> _WORK ITEM_
I need each line of the entries below that includes the string "Prevention".

(Website and app data records)
-=-=-
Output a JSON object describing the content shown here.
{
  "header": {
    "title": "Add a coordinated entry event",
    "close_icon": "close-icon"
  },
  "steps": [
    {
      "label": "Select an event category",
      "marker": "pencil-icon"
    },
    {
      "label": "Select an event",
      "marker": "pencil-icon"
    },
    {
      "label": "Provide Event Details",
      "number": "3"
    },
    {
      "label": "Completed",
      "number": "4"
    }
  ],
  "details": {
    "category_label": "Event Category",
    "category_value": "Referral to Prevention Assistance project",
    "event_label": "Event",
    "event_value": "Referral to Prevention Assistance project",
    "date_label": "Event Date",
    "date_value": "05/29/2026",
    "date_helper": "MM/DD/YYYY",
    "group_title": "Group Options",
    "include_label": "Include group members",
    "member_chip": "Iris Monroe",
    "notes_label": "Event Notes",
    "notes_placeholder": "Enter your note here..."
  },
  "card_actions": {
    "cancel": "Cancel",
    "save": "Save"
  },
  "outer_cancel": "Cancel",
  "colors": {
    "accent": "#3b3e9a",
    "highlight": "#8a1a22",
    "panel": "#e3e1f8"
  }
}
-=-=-
> _WRITTEN SOLUTION_
    "category_value": "Referral to Prevention Assistance project",
    "event_value": "Referral to Prevention Assistance project",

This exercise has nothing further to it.